Among the entries below, count the lines that contain the word "Small". Write down only the total.

[Opening RECORDS TO USE section]

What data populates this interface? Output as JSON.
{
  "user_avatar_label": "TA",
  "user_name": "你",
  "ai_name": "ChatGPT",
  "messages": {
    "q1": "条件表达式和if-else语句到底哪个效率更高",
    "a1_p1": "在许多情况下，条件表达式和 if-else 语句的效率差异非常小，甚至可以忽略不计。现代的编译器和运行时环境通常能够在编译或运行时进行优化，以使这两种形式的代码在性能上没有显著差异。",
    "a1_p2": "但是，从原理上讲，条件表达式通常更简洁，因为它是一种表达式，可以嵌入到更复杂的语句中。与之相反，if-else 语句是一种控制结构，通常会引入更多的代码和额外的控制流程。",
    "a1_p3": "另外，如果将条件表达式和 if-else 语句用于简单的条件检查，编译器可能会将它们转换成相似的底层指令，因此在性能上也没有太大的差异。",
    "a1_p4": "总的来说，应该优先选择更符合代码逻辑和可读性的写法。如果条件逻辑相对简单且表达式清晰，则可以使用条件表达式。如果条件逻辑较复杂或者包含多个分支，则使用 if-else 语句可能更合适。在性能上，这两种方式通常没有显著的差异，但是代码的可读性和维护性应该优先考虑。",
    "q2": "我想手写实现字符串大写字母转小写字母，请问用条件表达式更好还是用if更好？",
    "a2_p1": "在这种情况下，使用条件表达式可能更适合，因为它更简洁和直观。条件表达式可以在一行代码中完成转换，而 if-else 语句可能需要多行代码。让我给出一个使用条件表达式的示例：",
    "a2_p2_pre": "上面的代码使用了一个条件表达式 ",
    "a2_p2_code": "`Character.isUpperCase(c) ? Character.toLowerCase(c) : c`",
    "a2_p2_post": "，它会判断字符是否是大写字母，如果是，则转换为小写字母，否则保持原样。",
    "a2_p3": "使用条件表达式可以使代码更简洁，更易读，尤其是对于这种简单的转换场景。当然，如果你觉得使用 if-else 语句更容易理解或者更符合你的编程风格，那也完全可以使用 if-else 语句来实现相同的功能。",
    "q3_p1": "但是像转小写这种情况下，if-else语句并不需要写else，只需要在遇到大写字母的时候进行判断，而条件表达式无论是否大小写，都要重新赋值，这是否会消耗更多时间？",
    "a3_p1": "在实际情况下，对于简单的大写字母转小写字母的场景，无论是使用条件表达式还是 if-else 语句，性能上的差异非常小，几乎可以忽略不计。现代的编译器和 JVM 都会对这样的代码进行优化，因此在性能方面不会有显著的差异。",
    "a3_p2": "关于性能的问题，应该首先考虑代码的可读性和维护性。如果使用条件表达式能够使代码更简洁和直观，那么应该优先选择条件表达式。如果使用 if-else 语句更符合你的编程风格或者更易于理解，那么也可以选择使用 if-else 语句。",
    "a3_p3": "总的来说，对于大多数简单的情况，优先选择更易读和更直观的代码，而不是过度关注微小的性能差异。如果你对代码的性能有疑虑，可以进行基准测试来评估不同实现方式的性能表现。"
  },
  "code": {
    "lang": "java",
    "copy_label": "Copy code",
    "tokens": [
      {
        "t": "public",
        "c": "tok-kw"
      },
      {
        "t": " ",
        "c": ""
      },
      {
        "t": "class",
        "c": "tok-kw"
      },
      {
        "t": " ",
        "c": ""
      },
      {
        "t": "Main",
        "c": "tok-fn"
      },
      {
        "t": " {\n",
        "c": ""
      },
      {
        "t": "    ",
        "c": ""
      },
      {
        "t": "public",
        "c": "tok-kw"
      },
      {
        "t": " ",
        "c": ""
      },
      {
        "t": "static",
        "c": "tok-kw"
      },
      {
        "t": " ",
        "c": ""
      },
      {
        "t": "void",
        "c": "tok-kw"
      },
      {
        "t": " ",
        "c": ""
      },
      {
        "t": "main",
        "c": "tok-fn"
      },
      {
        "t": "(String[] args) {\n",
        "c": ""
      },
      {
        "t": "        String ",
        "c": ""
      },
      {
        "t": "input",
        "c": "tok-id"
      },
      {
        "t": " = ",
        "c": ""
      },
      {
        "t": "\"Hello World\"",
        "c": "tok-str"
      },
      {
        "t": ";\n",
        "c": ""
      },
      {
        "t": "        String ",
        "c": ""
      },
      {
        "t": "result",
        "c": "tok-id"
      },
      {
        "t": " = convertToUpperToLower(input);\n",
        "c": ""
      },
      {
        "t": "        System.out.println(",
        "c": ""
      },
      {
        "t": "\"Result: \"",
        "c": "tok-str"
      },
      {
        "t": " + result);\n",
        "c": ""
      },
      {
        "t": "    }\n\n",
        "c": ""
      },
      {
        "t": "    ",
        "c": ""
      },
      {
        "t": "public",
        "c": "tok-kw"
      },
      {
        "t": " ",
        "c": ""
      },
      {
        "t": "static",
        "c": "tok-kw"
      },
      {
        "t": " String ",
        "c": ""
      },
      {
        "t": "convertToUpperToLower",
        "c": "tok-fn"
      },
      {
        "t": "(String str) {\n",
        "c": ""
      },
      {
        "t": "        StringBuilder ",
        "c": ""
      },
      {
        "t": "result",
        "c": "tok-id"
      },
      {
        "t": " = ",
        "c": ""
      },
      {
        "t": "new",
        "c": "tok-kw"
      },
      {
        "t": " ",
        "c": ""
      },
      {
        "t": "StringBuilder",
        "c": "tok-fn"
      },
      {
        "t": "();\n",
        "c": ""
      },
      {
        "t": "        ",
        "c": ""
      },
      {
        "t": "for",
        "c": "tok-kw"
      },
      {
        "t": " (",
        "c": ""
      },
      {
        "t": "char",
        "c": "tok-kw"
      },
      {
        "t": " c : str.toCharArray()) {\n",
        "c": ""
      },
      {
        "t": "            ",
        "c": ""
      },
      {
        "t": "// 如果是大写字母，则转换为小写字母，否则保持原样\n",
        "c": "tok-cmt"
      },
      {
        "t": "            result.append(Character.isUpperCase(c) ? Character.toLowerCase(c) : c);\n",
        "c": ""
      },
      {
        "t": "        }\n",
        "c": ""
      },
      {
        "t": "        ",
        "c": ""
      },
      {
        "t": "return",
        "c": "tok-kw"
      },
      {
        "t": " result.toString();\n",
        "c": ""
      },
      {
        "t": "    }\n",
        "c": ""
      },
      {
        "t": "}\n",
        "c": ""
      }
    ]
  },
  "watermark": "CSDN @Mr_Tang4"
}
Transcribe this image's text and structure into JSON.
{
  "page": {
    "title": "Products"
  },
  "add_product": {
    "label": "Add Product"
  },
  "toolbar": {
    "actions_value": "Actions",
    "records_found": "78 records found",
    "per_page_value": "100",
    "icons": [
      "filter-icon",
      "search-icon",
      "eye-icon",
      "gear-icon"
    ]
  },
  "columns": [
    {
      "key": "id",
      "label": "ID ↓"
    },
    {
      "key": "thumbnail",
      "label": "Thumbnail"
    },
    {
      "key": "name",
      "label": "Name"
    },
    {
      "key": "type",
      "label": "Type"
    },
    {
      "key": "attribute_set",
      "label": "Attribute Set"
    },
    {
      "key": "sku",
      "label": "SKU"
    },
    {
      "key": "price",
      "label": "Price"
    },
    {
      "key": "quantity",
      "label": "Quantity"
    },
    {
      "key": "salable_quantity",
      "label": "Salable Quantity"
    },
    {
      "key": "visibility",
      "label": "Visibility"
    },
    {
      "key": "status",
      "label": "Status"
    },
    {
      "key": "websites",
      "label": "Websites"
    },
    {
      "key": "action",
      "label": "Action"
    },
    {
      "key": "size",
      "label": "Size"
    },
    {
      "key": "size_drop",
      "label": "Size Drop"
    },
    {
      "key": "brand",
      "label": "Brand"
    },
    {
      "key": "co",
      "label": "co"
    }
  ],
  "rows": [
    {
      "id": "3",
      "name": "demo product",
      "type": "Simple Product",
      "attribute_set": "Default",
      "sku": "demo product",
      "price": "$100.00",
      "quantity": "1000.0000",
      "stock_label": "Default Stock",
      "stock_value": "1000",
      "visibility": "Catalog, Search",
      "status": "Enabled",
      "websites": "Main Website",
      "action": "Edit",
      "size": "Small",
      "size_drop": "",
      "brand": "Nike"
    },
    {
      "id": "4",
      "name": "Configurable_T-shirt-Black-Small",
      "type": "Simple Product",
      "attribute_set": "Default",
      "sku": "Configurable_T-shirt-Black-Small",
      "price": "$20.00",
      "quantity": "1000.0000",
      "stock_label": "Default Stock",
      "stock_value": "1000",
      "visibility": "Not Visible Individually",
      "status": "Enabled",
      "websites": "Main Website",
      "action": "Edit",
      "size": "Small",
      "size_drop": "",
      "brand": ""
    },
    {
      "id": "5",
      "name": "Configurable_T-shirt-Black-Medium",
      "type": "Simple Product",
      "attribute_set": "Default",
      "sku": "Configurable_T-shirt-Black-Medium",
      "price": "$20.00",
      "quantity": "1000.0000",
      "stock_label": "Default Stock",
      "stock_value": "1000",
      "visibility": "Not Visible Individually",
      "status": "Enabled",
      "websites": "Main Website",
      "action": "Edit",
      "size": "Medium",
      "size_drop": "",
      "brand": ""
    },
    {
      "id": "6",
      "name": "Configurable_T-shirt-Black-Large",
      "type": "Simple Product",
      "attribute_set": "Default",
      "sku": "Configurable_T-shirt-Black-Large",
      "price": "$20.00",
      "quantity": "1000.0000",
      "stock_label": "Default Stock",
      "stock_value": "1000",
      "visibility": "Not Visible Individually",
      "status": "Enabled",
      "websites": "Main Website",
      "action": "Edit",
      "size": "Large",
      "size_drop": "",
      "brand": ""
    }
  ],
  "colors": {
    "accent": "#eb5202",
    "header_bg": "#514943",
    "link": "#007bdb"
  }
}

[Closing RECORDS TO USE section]

§ REPLY
4